[What is being asked]: A verbatim copy of every entry is required.

[Data about app and page elements]
»»

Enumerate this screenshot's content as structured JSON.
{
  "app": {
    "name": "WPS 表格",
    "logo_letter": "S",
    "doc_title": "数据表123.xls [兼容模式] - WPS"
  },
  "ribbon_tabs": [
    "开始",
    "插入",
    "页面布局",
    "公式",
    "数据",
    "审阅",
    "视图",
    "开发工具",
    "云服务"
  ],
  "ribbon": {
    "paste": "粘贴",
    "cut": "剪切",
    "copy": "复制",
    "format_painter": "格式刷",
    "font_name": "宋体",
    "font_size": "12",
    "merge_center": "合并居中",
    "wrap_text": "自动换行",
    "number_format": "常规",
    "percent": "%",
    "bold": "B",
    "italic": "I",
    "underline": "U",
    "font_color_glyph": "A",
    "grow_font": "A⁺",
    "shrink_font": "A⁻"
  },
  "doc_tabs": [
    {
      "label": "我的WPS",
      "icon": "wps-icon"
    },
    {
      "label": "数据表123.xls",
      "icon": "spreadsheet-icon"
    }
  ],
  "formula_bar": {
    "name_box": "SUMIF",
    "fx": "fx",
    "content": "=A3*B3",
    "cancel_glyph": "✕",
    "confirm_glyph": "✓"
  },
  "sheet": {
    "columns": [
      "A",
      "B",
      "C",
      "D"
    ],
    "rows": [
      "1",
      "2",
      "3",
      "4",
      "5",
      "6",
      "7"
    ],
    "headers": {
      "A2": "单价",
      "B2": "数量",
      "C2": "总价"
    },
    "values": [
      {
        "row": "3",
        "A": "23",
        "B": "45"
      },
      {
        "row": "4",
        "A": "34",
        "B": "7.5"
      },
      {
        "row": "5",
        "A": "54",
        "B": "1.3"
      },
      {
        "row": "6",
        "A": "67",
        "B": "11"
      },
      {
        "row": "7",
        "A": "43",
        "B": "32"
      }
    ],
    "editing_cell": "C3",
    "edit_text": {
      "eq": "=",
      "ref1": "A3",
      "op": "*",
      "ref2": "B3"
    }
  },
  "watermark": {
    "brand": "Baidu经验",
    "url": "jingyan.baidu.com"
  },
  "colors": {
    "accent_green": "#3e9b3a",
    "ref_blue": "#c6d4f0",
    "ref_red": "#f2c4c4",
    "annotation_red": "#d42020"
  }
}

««

[Response]:
Enumerate this screenshot's content as structured JSON.
{
  "app": {
    "name": "WPS 表格",
    "logo_letter": "S",
    "doc_title": "数据表123.xls [兼容模式] - WPS"
  },
  "ribbon_tabs": [
    "开始",
    "插入",
    "页面布局",
    "公式",
    "数据",
    "审阅",
    "视图",
    "开发工具",
    "云服务"
  ],
  "ribbon": {
    "paste": "粘贴",
    "cut": "剪切",
    "copy": "复制",
    "format_painter": "格式刷",
    "font_name": "宋体",
    "font_size": "12",
    "merge_center": "合并居中",
    "wrap_text": "自动换行",
    "number_format": "常规",
    "percent": "%",
    "bold": "B",
    "italic": "I",
    "underline": "U",
    "font_color_glyph": "A",
    "grow_font": "A⁺",
    "shrink_font": "A⁻"
  },
  "doc_tabs": [
    {
      "label": "我的WPS",
      "icon": "wps-icon"
    },
    {
      "label": "数据表123.xls",
      "icon": "spreadsheet-icon"
    }
  ],
  "formula_bar": {
    "name_box": "SUMIF",
    "fx": "fx",
    "content": "=A3*B3",
    "cancel_glyph": "✕",
    "confirm_glyph": "✓"
  },
  "sheet": {
    "columns": [
      "A",
      "B",
      "C",
      "D"
    ],
    "rows": [
      "1",
      "2",
      "3",
      "4",
      "5",
      "6",
      "7"
    ],
    "headers": {
      "A2": "单价",
      "B2": "数量",
      "C2": "总价"
    },
    "values": [
      {
        "row": "3",
        "A": "23",
        "B": "45"
      },
      {
        "row": "4",
        "A": "34",
        "B": "7.5"
      },
      {
        "row": "5",
        "A": "54",
        "B": "1.3"
      },
      {
        "row": "6",
        "A": "67",
        "B": "11"
      },
      {
        "row": "7",
        "A": "43",
        "B": "32"
      }
    ],
    "editing_cell": "C3",
    "edit_text": {
      "eq": "=",
      "ref1": "A3",
      "op": "*",
      "ref2": "B3"
    }
  },
  "watermark": {
    "brand": "Baidu经验",
    "url": "jingyan.baidu.com"
  },
  "colors": {
    "accent_green": "#3e9b3a",
    "ref_blue": "#c6d4f0",
    "ref_red": "#f2c4c4",
    "annotation_red": "#d42020"
  }
}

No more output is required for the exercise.